Since Marko did not want to all udev scripts this access, he chose not to do 1.  Marko decided it would be to difficult to do 2 and difficult to maintain, so he chose to do 3.

Here is the original policy written by Marko.

# cat myapp.fc /usr/sbin/myapp --
gen_context(system_u:object_r:myapp_exec_t, s0)

# cat myapp.te
policy_module(myapp, 1.0.0)

require {
    type fs_t; type setfiles_t;
    type udev_t; type unconfined_t;
    class process transition;

type myapp_exec_t;

allow setfiles_t myapp_exec_t:file { getattr relabelto };
allow myapp_exec_t fs_t:filesystem { associate };

allow unconfined_t myapp_exec_t:file *;

domain_auto_trans(udev_t, myapp_exec_t, unconfined_t);

Not bad. 

The first problem I notice is lots of rules around myapp_exec_t.  Since the myapp_exec_t was never defined as a particular TYPE of type.  Since myapp_exec_t is planned to be used on a file or directory it needs to have the attribute  file_type.  All domains that interact with all files/directories, have rules defined in policy which allow them to interact with the attribute file_type.  You can add the file_type attribute to a file by using the files_type(myapp_exec_t) interface.  This will eliminate most of the rules involving myapp_exec_t.

As a rule of thumb, anytime you define a new type in policy you should call an interface to define the "TYPE" of the type.  domain_type() for processes, files_type for files/directories, dev_node() for devices corenet_port() for network ports etc.

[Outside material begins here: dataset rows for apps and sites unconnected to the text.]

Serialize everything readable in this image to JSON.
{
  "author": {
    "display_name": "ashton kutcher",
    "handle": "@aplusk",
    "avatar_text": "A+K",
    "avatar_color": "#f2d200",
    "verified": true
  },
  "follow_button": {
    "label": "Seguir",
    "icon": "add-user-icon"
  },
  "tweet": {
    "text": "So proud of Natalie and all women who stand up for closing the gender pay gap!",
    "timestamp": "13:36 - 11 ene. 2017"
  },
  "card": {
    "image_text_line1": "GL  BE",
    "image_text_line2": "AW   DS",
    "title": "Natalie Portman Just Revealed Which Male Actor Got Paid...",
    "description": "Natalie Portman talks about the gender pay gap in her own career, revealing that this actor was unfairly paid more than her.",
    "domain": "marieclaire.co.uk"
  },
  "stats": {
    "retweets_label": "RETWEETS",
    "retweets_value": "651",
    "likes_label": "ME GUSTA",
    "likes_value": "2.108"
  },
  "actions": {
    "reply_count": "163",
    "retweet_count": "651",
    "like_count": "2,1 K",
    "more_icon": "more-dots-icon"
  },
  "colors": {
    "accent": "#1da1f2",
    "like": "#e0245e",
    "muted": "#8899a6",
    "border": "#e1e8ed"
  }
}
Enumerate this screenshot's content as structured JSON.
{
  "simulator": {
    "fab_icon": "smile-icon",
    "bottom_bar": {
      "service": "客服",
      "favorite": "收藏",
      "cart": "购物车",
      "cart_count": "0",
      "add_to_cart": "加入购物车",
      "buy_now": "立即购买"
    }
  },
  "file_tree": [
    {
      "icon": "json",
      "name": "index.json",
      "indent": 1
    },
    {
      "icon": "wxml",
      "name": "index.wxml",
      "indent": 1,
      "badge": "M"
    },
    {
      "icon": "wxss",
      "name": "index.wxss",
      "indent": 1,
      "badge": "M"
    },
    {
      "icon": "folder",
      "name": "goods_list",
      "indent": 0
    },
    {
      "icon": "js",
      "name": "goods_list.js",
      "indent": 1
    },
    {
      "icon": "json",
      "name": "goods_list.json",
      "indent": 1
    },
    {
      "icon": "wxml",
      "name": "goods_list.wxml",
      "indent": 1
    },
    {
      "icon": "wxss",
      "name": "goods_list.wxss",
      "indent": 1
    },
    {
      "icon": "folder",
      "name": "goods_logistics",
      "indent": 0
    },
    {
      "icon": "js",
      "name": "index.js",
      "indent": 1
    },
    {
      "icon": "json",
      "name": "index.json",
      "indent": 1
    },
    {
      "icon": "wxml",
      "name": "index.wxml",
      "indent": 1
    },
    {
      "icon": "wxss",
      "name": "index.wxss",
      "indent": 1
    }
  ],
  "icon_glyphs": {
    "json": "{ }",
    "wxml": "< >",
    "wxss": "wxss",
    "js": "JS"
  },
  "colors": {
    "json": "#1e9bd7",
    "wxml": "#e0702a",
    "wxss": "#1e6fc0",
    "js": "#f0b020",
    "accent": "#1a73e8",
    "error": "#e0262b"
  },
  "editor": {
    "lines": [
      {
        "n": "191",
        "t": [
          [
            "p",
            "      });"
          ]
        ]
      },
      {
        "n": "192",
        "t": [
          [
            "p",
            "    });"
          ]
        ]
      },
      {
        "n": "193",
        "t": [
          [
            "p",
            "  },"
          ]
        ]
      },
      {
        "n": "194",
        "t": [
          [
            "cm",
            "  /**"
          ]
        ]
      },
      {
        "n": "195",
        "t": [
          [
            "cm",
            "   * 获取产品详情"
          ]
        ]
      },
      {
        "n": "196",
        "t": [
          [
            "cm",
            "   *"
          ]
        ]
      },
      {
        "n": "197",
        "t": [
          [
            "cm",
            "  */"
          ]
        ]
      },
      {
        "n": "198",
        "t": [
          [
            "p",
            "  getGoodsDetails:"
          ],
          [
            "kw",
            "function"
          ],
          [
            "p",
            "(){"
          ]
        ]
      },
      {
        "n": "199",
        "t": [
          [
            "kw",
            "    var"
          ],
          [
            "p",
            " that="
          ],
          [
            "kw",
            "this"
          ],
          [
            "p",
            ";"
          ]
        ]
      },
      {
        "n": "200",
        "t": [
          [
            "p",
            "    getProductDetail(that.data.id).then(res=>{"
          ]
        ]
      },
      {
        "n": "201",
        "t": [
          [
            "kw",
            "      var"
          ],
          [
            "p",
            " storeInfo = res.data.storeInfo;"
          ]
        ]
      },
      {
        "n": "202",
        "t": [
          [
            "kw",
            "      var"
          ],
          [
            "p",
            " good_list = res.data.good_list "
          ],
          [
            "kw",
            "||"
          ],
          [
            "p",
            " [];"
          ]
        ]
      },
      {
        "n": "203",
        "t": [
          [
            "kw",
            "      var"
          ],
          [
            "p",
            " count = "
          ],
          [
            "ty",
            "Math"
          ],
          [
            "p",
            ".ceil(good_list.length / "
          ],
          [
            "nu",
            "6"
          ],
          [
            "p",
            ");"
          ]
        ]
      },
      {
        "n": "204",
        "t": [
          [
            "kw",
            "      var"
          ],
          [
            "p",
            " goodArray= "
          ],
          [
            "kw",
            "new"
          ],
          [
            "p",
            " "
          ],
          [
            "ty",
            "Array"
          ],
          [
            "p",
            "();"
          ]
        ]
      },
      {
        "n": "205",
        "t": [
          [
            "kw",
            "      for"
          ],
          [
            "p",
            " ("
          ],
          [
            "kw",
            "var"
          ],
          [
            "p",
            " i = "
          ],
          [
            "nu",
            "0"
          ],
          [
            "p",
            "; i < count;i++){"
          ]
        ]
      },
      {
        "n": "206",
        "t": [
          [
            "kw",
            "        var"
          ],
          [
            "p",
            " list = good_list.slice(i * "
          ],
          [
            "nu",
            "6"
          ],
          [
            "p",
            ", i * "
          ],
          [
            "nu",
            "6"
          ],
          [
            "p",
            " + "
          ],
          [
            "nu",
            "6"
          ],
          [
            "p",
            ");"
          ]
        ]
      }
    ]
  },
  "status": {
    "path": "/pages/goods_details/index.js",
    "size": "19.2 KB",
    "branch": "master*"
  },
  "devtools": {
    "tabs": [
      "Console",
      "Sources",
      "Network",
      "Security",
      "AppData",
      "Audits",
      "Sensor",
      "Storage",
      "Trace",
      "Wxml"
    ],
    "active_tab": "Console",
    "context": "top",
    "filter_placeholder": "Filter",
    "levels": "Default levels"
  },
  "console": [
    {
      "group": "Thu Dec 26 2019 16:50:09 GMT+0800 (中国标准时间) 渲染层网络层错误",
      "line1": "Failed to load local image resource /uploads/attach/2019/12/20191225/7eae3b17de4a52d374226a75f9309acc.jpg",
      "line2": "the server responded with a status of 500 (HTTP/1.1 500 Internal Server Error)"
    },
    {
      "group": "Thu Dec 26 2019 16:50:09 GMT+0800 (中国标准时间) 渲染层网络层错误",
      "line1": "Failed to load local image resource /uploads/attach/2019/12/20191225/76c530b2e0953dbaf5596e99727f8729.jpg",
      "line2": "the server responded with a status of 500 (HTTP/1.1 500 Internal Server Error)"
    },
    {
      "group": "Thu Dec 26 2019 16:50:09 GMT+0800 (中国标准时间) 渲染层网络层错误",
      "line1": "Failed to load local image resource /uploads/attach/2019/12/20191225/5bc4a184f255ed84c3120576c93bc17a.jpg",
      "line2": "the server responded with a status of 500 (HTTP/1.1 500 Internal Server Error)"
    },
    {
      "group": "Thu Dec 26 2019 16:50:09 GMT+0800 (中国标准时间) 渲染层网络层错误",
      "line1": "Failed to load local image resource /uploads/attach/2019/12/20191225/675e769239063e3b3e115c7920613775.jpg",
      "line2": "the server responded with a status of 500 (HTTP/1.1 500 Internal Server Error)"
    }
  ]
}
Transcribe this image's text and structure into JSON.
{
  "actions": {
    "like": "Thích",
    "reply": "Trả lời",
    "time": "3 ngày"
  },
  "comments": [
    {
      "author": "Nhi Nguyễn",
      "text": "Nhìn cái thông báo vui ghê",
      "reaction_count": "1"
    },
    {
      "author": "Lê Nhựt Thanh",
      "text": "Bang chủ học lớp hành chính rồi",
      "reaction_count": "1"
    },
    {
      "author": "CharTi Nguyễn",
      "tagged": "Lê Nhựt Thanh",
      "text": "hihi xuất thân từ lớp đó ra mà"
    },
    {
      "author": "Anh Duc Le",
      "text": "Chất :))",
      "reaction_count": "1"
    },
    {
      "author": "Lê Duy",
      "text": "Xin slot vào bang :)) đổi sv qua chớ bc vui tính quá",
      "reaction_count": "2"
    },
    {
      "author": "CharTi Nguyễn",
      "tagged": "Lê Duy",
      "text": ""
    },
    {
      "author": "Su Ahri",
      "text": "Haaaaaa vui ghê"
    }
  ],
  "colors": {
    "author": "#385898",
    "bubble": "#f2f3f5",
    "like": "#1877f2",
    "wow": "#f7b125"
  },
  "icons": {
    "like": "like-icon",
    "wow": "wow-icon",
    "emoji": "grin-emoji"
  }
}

Here is a my simpler policy.

policy_module(myapp, 1.0.1)
  type udev_t;
  type unconfined_t;
  role system_r;

type myapp_exec_t;

domain_auto_trans(udev_t, myapp_exec_t, unconfined_t);
allow unconfined_t myapp_exec_t:file entrypoint;
role system_r types unconfined_t;

The domain_auto_trans rule tells the SELinux kernel, when a process labeled udev_t executes a file labeled myapp_exec_t, transition the new process to unconfined_t. 

SELinux controls the labels of "entrypoint", so we need to state that myapp_exec_t is an entrypoint to the unconfined_t domain.
For a further description of the entrypoint access see: SELinux By Example 2.2.4

Finally I added the role definition for system_r, since udev_t will be running as system_r, when it executes myapp_t it will attempt to run unconfined_t was system_u:system_r:unconfined_t:s0.  roles system_r types unconfined_t, states that the unconfined_t type can be executed in the system_r role.

While the ideal solution for this problem from a security point of view would have been to write policy for myapp_t, and have unconfined_t and udev_t transition to this domain, as a work around and not shutting SELinux off this is a decent alternative.

Note:  When ever you write a shell script that will have more privs then the calling app, you should be really carefull that the calling application can not effect the running app.  The script needs to up its environment and ignores stuff from the calling program, if the script takes arguments you must be sure these arguments are handled properly and can not get the script to do something unexpected.  SELinux will protect you somewhat but you need to be careful.  Every python scripts I write, I always use "#! /usr/bin/python -Es" for example.  Apple has a nice page on this.